▶ [Extracted material]

· · · · ·

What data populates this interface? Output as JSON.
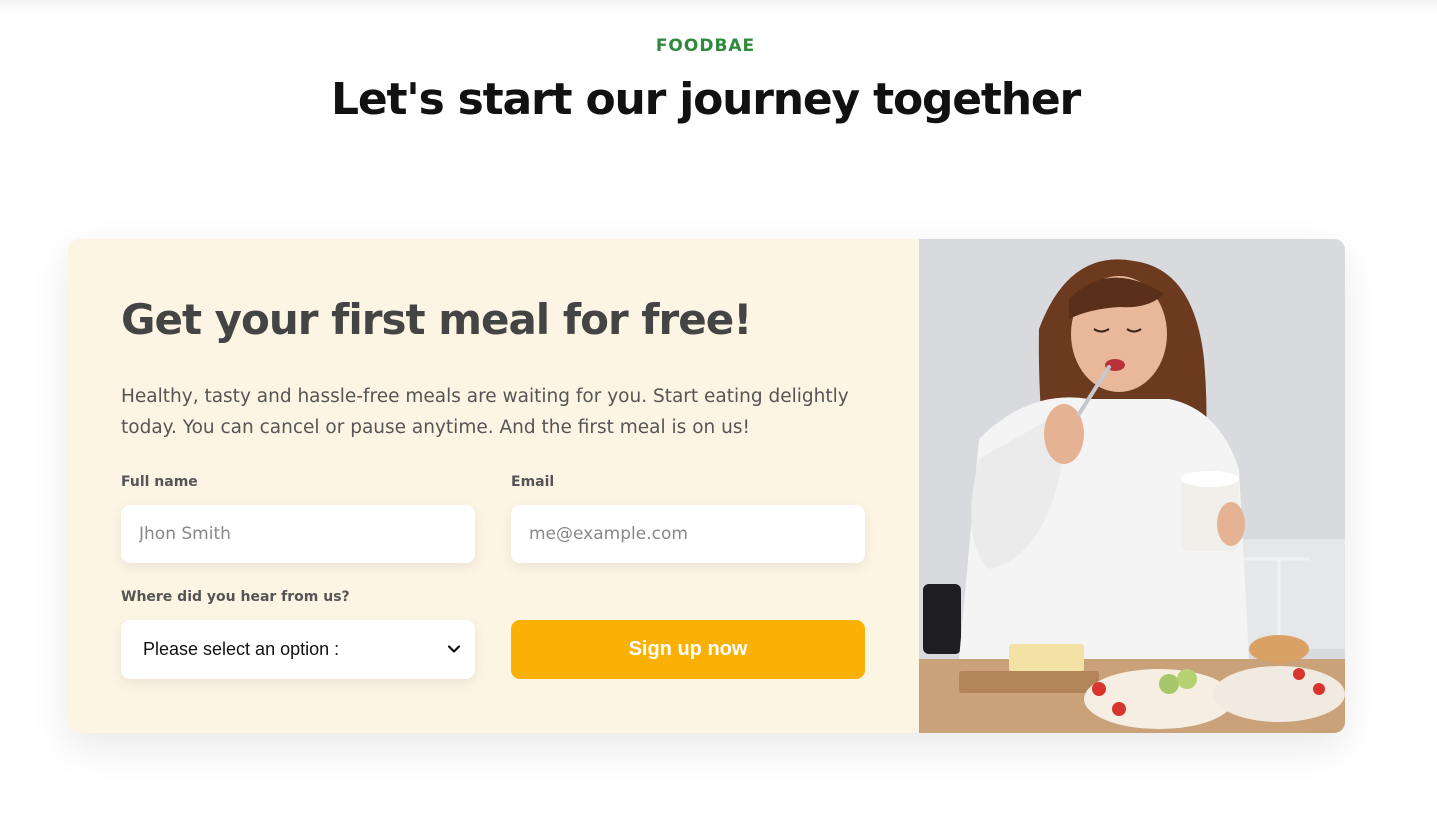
{
  "header": {
    "subheading": "FOODBAE",
    "title": "Let's start our journey together"
  },
  "cta": {
    "title": "Get your first meal for free!",
    "description": "Healthy, tasty and hassle-free meals are waiting for you. Start eating delightly today. You can cancel or pause anytime. And the first meal is on us!",
    "form": {
      "full_name": {
        "label": "Full name",
        "placeholder": "Jhon Smith"
      },
      "email": {
        "label": "Email",
        "placeholder": "me@example.com"
      },
      "source": {
        "label": "Where did you hear from us?",
        "selected": "Please select an option :"
      },
      "submit_label": "Sign up now"
    },
    "image": {
      "icon": "photo-woman-eating-icon"
    }
  },
  "colors": {
    "accent": "#2f8a3b",
    "button": "#fab005",
    "panel": "#fdf5e4",
    "heading": "#111111"
  }
}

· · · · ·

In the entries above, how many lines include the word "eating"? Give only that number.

▶ [Output below] 2